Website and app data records

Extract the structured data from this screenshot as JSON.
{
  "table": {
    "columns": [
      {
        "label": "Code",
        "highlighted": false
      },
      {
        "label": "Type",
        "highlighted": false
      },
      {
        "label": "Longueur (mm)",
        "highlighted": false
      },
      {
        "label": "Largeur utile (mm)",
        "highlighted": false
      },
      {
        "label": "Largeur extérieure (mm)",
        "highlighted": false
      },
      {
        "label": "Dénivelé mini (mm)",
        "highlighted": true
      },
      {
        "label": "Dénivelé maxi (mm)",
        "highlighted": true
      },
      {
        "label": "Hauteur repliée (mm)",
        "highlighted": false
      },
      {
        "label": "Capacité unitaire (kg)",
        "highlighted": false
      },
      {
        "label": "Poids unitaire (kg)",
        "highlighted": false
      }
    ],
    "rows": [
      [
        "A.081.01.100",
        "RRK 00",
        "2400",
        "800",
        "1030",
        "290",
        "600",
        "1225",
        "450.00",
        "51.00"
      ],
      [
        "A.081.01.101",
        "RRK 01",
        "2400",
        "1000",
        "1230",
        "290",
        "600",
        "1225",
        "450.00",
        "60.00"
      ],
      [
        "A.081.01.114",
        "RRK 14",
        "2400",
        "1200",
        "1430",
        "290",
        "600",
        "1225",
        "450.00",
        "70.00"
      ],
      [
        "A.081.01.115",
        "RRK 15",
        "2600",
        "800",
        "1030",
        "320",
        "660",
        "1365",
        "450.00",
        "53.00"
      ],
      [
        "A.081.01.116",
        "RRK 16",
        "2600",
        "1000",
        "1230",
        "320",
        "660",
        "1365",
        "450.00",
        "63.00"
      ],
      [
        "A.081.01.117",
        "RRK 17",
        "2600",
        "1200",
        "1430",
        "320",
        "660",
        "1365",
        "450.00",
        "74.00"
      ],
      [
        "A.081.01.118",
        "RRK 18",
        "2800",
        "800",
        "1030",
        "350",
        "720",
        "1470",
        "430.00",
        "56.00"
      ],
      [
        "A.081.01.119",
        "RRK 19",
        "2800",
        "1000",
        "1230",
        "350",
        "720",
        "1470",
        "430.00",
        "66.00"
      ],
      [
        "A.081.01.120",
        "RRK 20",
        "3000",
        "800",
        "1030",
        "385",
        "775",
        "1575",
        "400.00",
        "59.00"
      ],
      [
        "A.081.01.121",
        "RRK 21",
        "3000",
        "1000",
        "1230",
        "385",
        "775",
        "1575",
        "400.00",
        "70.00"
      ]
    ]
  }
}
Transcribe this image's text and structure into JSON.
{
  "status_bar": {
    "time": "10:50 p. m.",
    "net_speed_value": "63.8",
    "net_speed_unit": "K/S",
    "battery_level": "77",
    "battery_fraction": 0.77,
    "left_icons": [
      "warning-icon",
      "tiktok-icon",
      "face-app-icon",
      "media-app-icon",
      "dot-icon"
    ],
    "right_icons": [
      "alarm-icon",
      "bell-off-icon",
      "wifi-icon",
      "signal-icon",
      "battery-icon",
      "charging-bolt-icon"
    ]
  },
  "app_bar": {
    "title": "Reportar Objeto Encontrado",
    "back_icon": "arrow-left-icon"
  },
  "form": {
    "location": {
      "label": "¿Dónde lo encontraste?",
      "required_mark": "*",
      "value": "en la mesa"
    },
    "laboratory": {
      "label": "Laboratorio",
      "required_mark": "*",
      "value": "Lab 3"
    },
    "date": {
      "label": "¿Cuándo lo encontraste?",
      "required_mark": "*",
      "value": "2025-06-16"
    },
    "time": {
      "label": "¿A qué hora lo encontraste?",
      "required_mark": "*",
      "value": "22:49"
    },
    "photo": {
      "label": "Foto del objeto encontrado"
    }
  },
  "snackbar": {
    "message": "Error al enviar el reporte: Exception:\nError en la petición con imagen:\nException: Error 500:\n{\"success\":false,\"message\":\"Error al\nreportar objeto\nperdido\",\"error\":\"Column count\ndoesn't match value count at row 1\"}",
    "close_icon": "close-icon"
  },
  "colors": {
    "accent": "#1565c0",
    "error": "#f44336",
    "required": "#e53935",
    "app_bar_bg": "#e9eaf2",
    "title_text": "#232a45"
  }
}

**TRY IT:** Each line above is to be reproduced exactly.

**WRITTEN ANSWER:**
Extract the structured data from this screenshot as JSON.
{
  "table": {
    "columns": [
      {
        "label": "Code",
        "highlighted": false
      },
      {
        "label": "Type",
        "highlighted": false
      },
      {
        "label": "Longueur (mm)",
        "highlighted": false
      },
      {
        "label": "Largeur utile (mm)",
        "highlighted": false
      },
      {
        "label": "Largeur extérieure (mm)",
        "highlighted": false
      },
      {
        "label": "Dénivelé mini (mm)",
        "highlighted": true
      },
      {
        "label": "Dénivelé maxi (mm)",
        "highlighted": true
      },
      {
        "label": "Hauteur repliée (mm)",
        "highlighted": false
      },
      {
        "label": "Capacité unitaire (kg)",
        "highlighted": false
      },
      {
        "label": "Poids unitaire (kg)",
        "highlighted": false
      }
    ],
    "rows": [
      [
        "A.081.01.100",
        "RRK 00",
        "2400",
        "800",
        "1030",
        "290",
        "600",
        "1225",
        "450.00",
        "51.00"
      ],
      [
        "A.081.01.101",
        "RRK 01",
        "2400",
        "1000",
        "1230",
        "290",
        "600",
        "1225",
        "450.00",
        "60.00"
      ],
      [
        "A.081.01.114",
        "RRK 14",
        "2400",
        "1200",
        "1430",
        "290",
        "600",
        "1225",
        "450.00",
        "70.00"
      ],
      [
        "A.081.01.115",
        "RRK 15",
        "2600",
        "800",
        "1030",
        "320",
        "660",
        "1365",
        "450.00",
        "53.00"
      ],
      [
        "A.081.01.116",
        "RRK 16",
        "2600",
        "1000",
        "1230",
        "320",
        "660",
        "1365",
        "450.00",
        "63.00"
      ],
      [
        "A.081.01.117",
        "RRK 17",
        "2600",
        "1200",
        "1430",
        "320",
        "660",
        "1365",
        "450.00",
        "74.00"
      ],
      [
        "A.081.01.118",
        "RRK 18",
        "2800",
        "800",
        "1030",
        "350",
        "720",
        "1470",
        "430.00",
        "56.00"
      ],
      [
        "A.081.01.119",
        "RRK 19",
        "2800",
        "1000",
        "1230",
        "350",
        "720",
        "1470",
        "430.00",
        "66.00"
      ],
      [
        "A.081.01.120",
        "RRK 20",
        "3000",
        "800",
        "1030",
        "385",
        "775",
        "1575",
        "400.00",
        "59.00"
      ],
      [
        "A.081.01.121",
        "RRK 21",
        "3000",
        "1000",
        "1230",
        "385",
        "775",
        "1575",
        "400.00",
        "70.00"
      ]
    ]
  }
}
Transcribe this image's text and structure into JSON.
{
  "status_bar": {
    "time": "10:50 p. m.",
    "net_speed_value": "63.8",
    "net_speed_unit": "K/S",
    "battery_level": "77",
    "battery_fraction": 0.77,
    "left_icons": [
      "warning-icon",
      "tiktok-icon",
      "face-app-icon",
      "media-app-icon",
      "dot-icon"
    ],
    "right_icons": [
      "alarm-icon",
      "bell-off-icon",
      "wifi-icon",
      "signal-icon",
      "battery-icon",
      "charging-bolt-icon"
    ]
  },
  "app_bar": {
    "title": "Reportar Objeto Encontrado",
    "back_icon": "arrow-left-icon"
  },
  "form": {
    "location": {
      "label": "¿Dónde lo encontraste?",
      "required_mark": "*",
      "value": "en la mesa"
    },
    "laboratory": {
      "label": "Laboratorio",
      "required_mark": "*",
      "value": "Lab 3"
    },
    "date": {
      "label": "¿Cuándo lo encontraste?",
      "required_mark": "*",
      "value": "2025-06-16"
    },
    "time": {
      "label": "¿A qué hora lo encontraste?",
      "required_mark": "*",
      "value": "22:49"
    },
    "photo": {
      "label": "Foto del objeto encontrado"
    }
  },
  "snackbar": {
    "message": "Error al enviar el reporte: Exception:\nError en la petición con imagen:\nException: Error 500:\n{\"success\":false,\"message\":\"Error al\nreportar objeto\nperdido\",\"error\":\"Column count\ndoesn't match value count at row 1\"}",
    "close_icon": "close-icon"
  },
  "colors": {
    "accent": "#1565c0",
    "error": "#f44336",
    "required": "#e53935",
    "app_bar_bg": "#e9eaf2",
    "title_text": "#232a45"
  }
}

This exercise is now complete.